Treasured Gardening Tools

January is the perfect month to start gearing up for your summer garden.

House & Garden magazine recently asked passionate gardeners to describe the one tool they treasure above all others. Steve Orr of H&G visited The Saturday Early Show to show the tools they selected.

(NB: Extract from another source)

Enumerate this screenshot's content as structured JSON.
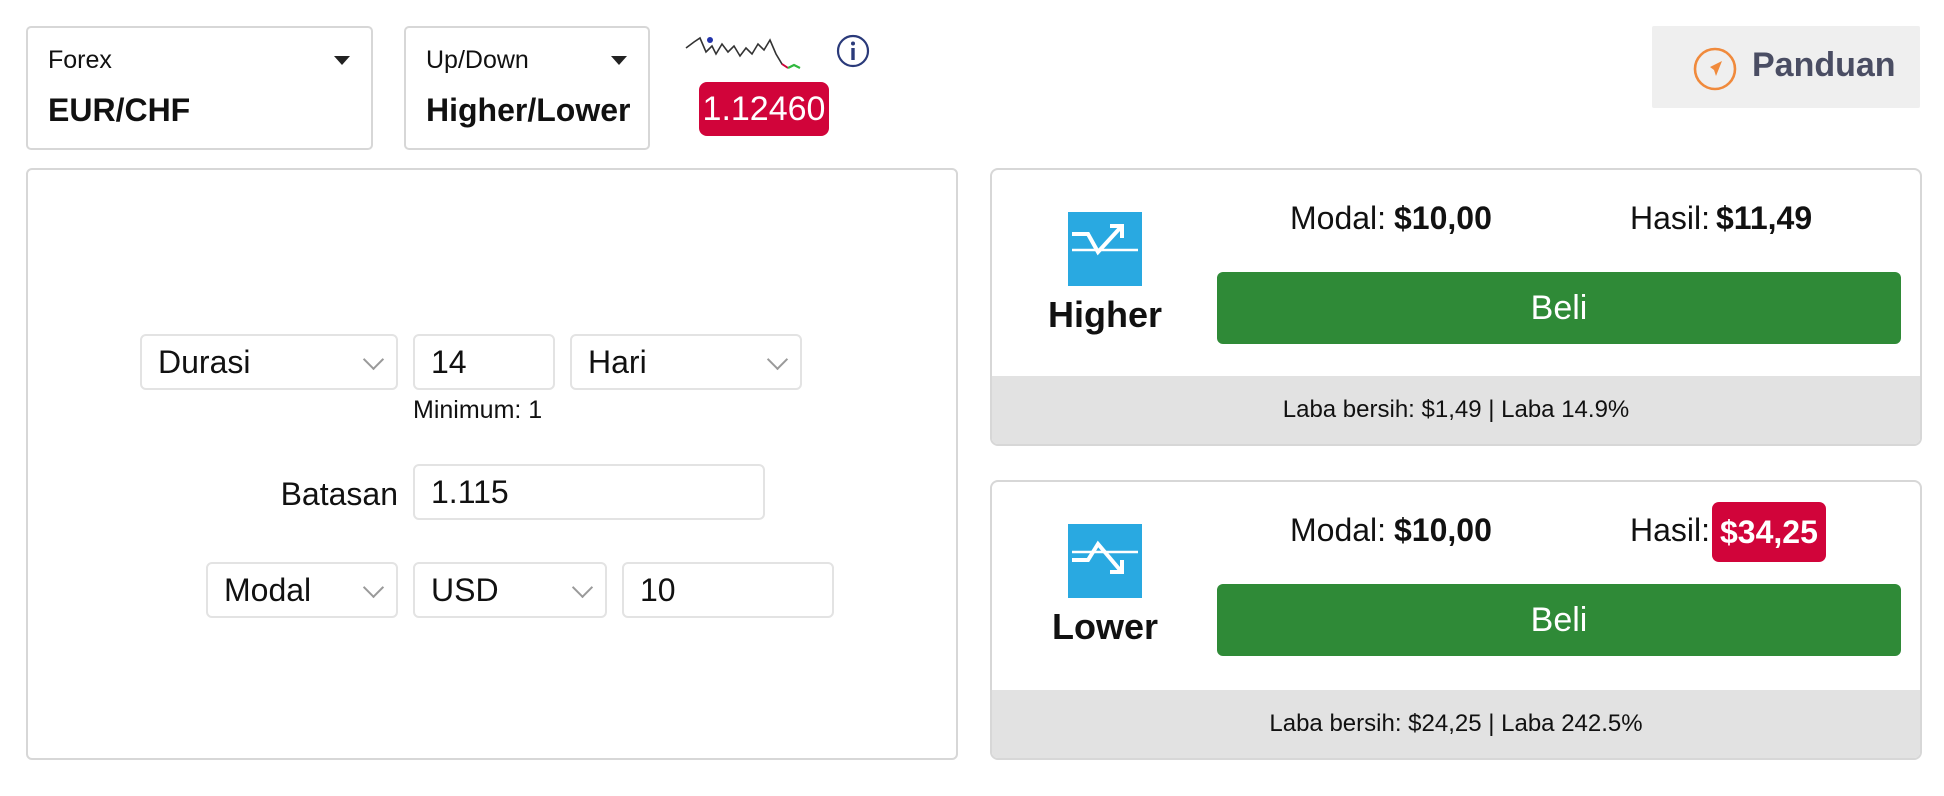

  • The Ratchet Mini Lopper , $75:
    Orr says that with its ratchet power, the Rachet Mini Lopper can cut the biggest and most unruly branches. He says it makes pruning a lot easier because it works like a car jack, multiplying your hand strength up to seven times. The ratchet allows the blades to adjust for cutting large or small branches.
    (Florian Phone Number: 800-275-3618)
  • Felco Pruners, $24-$56:
    Orr says this is an all-purpose tool, good for everything, and the best for pruning, deadheading or cutting. The Felco Pruners are are bypass pruners that deliver a cleaner cut when you're pruning, so there is less trauma to the plant. (Felco Phone Number: 1-425-488-3263)
  • The Hori Hori, $20:
    Orr says you can weed, plant and cut with this Japanese tool. (Hida Tool & Hardware Phone Number: 800-443-5512)
  • Okatsune Shears, $92
    These shears, says Orr, allows for very precise, fast and efficient pruning, especially of perennials. He says because they are lightweight, you can work with them for hours without hurting your hands. (MacKenzie Nursery Supply Phone Number: 1-800-777-5030)
  • Tiny Twine, $6:
    Most gardener do a lot of tying and staking of their plants. Orr says the Tiny Twine is a subtle tool for staking flowers. The twine is green, so you notice only the flowers not the twine.
  • Dutch Spade, $25
    This tool is a short spade, used for precise digging. (Stillbrook Horticultural Supplies Phone Number: 1-800-414-4468)
  • The Asian Hand Cultivator, $23:
    Orr says this tool is useful for cultivating the top layer of soil, which cuts down on weeds, aerates the soil, and allows water and nutrients to get down to a plant's roots. (Walt Nicke Company Phone Number: 1-800-822-4114)
  • The Dibble, $22:
    Orr says the Dibble is an English tool used to punch holes in the ground for planting seeds, small bulbs or potatoes and seedlings. The forged steel point penetrates the soil easily and can be rotated to enlarge the hole.
    (Snow & Neally Phone Number: 1-800-933-6642)
  • Nurseryman's Trowel, $15:
    For the usual digging, try the Nurseryman's Trowel, says Orr. It's similar to a regular trowel used for digging but this one has a longer handle that works more ergonomically. The Trowel's high quality carbon steel makes it extra tough. (A.M. Leonard Inc Phone Number: 1-800-543-8955)
  • Swoe, $34:
    The Swoe has a long handle so you can dig weeds with it. You place the blade right under the soil surface and run it back and forth. Orr says this action uproots all the weeds and keeps the soil well-turned. Placed on its edge, it can be used to dig small holes. (Lee Valley Tools Phone Number: 1-800-267-8735)
  • Long Reach Pruner, $90:
    Orr says the Long Reach Pruner is ideal for trimming branches on trees. A.M. Leonard Inc. 800-543-8955.
  • Heirloom Lawn Edging Knife, $29:
    The Heirloom Lawn Edging Knife has a long handle and Orr says it's great for aerating the surface dirt. He says it makes it easy to slice grass clumps at the edge of a bed, or lift sod. (Smith & Hawken Phone Number: 1-800-940-1170)

    Orr says that higher quality tools - especially a good quality shovel or spade - will cost a bit more. But if you take good care of them from season to season, they will last a lifetime.